### EXERCISE DETAILS
Set down the records again. Every word and mark must match exactly.

Stored records:
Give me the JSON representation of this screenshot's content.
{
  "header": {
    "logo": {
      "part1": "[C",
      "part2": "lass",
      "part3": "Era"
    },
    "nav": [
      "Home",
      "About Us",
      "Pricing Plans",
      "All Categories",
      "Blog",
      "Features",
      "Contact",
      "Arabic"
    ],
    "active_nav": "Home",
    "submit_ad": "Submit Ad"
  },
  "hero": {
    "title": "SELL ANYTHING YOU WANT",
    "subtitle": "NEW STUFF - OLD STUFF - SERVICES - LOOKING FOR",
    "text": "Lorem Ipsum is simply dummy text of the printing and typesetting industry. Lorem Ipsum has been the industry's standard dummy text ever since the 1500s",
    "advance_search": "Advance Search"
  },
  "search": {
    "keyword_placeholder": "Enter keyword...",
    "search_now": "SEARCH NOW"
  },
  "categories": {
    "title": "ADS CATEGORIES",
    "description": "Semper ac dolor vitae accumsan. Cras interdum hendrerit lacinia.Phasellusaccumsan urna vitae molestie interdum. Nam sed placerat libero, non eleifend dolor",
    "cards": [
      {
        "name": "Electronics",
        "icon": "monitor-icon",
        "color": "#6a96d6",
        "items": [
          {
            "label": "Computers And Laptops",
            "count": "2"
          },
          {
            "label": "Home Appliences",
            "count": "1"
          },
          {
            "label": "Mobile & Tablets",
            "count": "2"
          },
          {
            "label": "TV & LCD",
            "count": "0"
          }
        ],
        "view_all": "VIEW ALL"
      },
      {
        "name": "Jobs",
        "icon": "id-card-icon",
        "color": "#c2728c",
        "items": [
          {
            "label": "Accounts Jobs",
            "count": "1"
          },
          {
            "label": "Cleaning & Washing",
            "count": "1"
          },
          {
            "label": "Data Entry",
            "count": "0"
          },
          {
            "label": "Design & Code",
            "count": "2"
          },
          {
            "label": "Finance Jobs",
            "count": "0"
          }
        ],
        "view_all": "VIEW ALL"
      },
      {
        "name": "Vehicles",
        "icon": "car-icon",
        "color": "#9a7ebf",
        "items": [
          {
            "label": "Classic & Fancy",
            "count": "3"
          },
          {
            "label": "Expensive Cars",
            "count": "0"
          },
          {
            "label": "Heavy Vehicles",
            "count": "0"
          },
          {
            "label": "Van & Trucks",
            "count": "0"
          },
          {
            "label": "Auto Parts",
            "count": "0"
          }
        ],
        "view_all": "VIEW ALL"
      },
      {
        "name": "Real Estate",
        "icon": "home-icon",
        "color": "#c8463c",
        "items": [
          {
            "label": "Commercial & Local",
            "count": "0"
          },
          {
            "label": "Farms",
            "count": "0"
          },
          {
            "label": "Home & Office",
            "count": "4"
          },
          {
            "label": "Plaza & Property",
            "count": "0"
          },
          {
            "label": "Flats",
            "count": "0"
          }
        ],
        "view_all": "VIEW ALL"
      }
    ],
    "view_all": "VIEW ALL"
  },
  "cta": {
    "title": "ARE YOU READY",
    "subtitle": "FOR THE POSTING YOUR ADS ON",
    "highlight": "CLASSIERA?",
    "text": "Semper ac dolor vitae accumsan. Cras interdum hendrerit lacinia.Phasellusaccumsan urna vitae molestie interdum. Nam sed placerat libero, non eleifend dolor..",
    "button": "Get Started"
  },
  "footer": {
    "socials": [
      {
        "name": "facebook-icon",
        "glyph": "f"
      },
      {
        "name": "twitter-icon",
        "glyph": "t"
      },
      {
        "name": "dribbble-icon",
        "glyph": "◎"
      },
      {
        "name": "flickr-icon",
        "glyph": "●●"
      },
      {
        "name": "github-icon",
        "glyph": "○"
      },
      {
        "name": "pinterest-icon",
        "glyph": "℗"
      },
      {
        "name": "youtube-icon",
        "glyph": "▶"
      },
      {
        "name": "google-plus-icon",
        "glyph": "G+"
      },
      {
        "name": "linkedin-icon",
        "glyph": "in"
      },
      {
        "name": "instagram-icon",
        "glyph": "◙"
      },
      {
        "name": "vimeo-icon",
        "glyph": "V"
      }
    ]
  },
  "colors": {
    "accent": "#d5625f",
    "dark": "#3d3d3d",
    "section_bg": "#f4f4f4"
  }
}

### OUTPUT FOR THIS EXERCISE
Give me the JSON representation of this screenshot's content.
{
  "header": {
    "logo": {
      "part1": "[C",
      "part2": "lass",
      "part3": "Era"
    },
    "nav": [
      "Home",
      "About Us",
      "Pricing Plans",
      "All Categories",
      "Blog",
      "Features",
      "Contact",
      "Arabic"
    ],
    "active_nav": "Home",
    "submit_ad": "Submit Ad"
  },
  "hero": {
    "title": "SELL ANYTHING YOU WANT",
    "subtitle": "NEW STUFF - OLD STUFF - SERVICES - LOOKING FOR",
    "text": "Lorem Ipsum is simply dummy text of the printing and typesetting industry. Lorem Ipsum has been the industry's standard dummy text ever since the 1500s",
    "advance_search": "Advance Search"
  },
  "search": {
    "keyword_placeholder": "Enter keyword...",
    "search_now": "SEARCH NOW"
  },
  "categories": {
    "title": "ADS CATEGORIES",
    "description": "Semper ac dolor vitae accumsan. Cras interdum hendrerit lacinia.Phasellusaccumsan urna vitae molestie interdum. Nam sed placerat libero, non eleifend dolor",
    "cards": [
      {
        "name": "Electronics",
        "icon": "monitor-icon",
        "color": "#6a96d6",
        "items": [
          {
            "label": "Computers And Laptops",
            "count": "2"
          },
          {
            "label": "Home Appliences",
            "count": "1"
          },
          {
            "label": "Mobile & Tablets",
            "count": "2"
          },
          {
            "label": "TV & LCD",
            "count": "0"
          }
        ],
        "view_all": "VIEW ALL"
      },
      {
        "name": "Jobs",
        "icon": "id-card-icon",
        "color": "#c2728c",
        "items": [
          {
            "label": "Accounts Jobs",
            "count": "1"
          },
          {
            "label": "Cleaning & Washing",
            "count": "1"
          },
          {
            "label": "Data Entry",
            "count": "0"
          },
          {
            "label": "Design & Code",
            "count": "2"
          },
          {
            "label": "Finance Jobs",
            "count": "0"
          }
        ],
        "view_all": "VIEW ALL"
      },
      {
        "name": "Vehicles",
        "icon": "car-icon",
        "color": "#9a7ebf",
        "items": [
          {
            "label": "Classic & Fancy",
            "count": "3"
          },
          {
            "label": "Expensive Cars",
            "count": "0"
          },
          {
            "label": "Heavy Vehicles",
            "count": "0"
          },
          {
            "label": "Van & Trucks",
            "count": "0"
          },
          {
            "label": "Auto Parts",
            "count": "0"
          }
        ],
        "view_all": "VIEW ALL"
      },
      {
        "name": "Real Estate",
        "icon": "home-icon",
        "color": "#c8463c",
        "items": [
          {
            "label": "Commercial & Local",
            "count": "0"
          },
          {
            "label": "Farms",
            "count": "0"
          },
          {
            "label": "Home & Office",
            "count": "4"
          },
          {
            "label": "Plaza & Property",
            "count": "0"
          },
          {
            "label": "Flats",
            "count": "0"
          }
        ],
        "view_all": "VIEW ALL"
      }
    ],
    "view_all": "VIEW ALL"
  },
  "cta": {
    "title": "ARE YOU READY",
    "subtitle": "FOR THE POSTING YOUR ADS ON",
    "highlight": "CLASSIERA?",
    "text": "Semper ac dolor vitae accumsan. Cras interdum hendrerit lacinia.Phasellusaccumsan urna vitae molestie interdum. Nam sed placerat libero, non eleifend dolor..",
    "button": "Get Started"
  },
  "footer": {
    "socials": [
      {
        "name": "facebook-icon",
        "glyph": "f"
      },
      {
        "name": "twitter-icon",
        "glyph": "t"
      },
      {
        "name": "dribbble-icon",
        "glyph": "◎"
      },
      {
        "name": "flickr-icon",
        "glyph": "●●"
      },
      {
        "name": "github-icon",
        "glyph": "○"
      },
      {
        "name": "pinterest-icon",
        "glyph": "℗"
      },
      {
        "name": "youtube-icon",
        "glyph": "▶"
      },
      {
        "name": "google-plus-icon",
        "glyph": "G+"
      },
      {
        "name": "linkedin-icon",
        "glyph": "in"
      },
      {
        "name": "instagram-icon",
        "glyph": "◙"
      },
      {
        "name": "vimeo-icon",
        "glyph": "V"
      }
    ]
  },
  "colors": {
    "accent": "#d5625f",
    "dark": "#3d3d3d",
    "section_bg": "#f4f4f4"
  }
}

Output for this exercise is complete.